The Mt. Carmel Players presents “The Man Who Came to Dinner.” It is directed by Etta San Andres and its cast includes Roger Amodio (as the title character Sheridan Whiteside), Helen Cody, Robert Shaut, Joyce Capraro, Joseph (Jay) Trisolino, Louis Damello Jr., Carmel Ann Sacco, Virginia Caramadre, Philip Macero Jr., Cynthia Walczak, Victor Scalise, Charles Sardina and Denise Gosling.
In bowling news, Charlie Smith rolls a 667 series in the Aurora Service Club League on games of 226, 199 and 242. Nancy Lewek leads the women with a 570 in the Aurora City League on games of 192, 180 and 198.
1994, 25 years ago
The Calvary Baptist Church on Whitesboro Street in Utica celebrates its 100th anniversary with a concert with Jim and Jessie Kerr-Whitt.
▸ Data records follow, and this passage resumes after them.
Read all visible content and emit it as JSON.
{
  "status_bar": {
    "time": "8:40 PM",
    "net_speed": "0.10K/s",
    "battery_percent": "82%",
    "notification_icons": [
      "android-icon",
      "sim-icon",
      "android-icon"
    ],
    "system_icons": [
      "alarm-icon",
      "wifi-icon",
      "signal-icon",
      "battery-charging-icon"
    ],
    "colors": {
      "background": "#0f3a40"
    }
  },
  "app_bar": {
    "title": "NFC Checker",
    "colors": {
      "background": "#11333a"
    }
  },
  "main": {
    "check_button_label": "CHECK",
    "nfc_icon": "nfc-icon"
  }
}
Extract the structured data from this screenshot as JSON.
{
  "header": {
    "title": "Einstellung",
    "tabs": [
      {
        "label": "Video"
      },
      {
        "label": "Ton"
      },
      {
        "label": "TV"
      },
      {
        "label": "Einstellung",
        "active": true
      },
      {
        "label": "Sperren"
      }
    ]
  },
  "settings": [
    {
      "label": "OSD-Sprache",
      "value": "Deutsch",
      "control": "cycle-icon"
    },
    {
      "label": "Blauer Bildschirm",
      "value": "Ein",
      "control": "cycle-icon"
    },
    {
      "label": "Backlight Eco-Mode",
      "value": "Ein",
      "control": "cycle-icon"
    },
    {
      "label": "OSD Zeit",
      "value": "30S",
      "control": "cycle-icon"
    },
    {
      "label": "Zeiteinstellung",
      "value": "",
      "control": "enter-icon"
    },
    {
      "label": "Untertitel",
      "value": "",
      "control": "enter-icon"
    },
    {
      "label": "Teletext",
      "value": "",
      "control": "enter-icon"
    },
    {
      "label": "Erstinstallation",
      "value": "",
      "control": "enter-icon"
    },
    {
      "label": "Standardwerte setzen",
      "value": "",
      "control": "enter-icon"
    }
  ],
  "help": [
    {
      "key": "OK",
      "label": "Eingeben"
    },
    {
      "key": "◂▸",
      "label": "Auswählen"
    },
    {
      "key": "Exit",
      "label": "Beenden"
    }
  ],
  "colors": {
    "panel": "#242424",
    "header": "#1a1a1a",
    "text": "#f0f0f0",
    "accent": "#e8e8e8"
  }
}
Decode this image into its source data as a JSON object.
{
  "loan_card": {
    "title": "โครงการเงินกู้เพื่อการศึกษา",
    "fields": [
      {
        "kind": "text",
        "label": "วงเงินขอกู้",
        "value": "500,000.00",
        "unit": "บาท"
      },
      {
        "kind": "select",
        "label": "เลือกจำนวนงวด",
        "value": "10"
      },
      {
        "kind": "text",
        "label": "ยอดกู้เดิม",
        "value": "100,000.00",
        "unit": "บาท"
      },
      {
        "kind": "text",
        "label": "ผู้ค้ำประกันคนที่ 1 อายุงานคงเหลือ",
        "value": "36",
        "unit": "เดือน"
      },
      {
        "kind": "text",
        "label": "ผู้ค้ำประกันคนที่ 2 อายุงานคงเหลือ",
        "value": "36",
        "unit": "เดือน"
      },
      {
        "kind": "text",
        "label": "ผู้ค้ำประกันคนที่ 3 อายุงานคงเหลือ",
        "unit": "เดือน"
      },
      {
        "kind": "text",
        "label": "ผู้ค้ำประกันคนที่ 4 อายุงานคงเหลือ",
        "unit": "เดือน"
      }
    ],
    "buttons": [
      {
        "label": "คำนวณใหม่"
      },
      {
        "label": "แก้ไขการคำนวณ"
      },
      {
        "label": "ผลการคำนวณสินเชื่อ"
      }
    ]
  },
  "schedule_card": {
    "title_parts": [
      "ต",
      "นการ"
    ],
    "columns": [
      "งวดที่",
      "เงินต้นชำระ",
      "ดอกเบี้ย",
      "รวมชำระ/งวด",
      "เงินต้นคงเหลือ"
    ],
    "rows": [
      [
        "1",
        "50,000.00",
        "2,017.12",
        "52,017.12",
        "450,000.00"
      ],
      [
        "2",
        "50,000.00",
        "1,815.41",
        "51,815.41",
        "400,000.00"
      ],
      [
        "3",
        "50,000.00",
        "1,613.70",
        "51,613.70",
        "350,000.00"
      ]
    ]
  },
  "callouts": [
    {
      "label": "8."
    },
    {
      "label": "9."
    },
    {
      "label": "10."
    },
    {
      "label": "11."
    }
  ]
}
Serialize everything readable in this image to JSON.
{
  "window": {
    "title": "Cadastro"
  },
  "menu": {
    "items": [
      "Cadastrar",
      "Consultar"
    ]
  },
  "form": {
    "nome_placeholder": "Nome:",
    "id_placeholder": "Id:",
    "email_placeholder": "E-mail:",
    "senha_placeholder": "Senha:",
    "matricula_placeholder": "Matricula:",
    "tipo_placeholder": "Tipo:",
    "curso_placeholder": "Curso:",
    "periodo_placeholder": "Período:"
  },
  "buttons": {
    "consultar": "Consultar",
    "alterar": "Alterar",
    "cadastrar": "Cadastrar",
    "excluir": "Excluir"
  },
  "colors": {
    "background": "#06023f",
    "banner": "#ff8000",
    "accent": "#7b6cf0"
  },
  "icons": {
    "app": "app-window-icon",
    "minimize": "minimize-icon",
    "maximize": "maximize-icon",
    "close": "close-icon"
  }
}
The church leader is Thekla Raisner. A special worship service is conducted by the Rev. Claude Marvin, Calvary’s retired lay pastor.
The B Sharp Musical Club’s annual scholarship benefit concert is presented in the Munson-Williams-Proctor Institute’s Museum of Art auditorium. Performers include pianist Anita Hunter, soprano Lauralyn Kolb accompanied by Tina Toglia and a quintet comprised of Cathy McGowan, flute; John McGowan, oboe; Heather Johnsen, clarinet; Steve Smardon, bassoon; and Bruce Bush, horn.
In high school football, New York Mills defeats West Canada Valley 6-0. Kevin Cahill’s 33-yard pass to Jeremy Voorhees sets up a three-yard run by Brett Geruntino as he follows right tackle Jason Santillo into the end zone.
2009, 10 years ago
The Kiwanis Club of the Central Adirondacks honors members of the Town of Webb School Key Club for “outstanding performances throughout the school year,” including helping the Salvation Army and wrapping gifts in the Christmas for Kids project. Diane Amos is club adviser and officers include: Justin Connerty, president; Ashley Carroll, vice president; Ashley Booton, treasurer; and Allison Frey, secretary.
I’ll name the events, you name the U.S. presidents at the time. (1) the Philippines, Puerto Rico and Guam are acquired by the United States. (2) the “Star-Spangled Banner” officially is adopted as our national anthem. (3) Alaska is proclaimed our 49th state and Hawaii is admitted as our 50th state. (Answers will appear here next week.)
Answer to last week’s question: Herbert Hoover, president from 1929 to 1933, was the first president born west of the Mississippi. He was born in West Branch, Iowa, on Aug. 10, 1874.
This Week in History is researched and written by Frank Tomaino. Email him at firstname.lastname@example.org.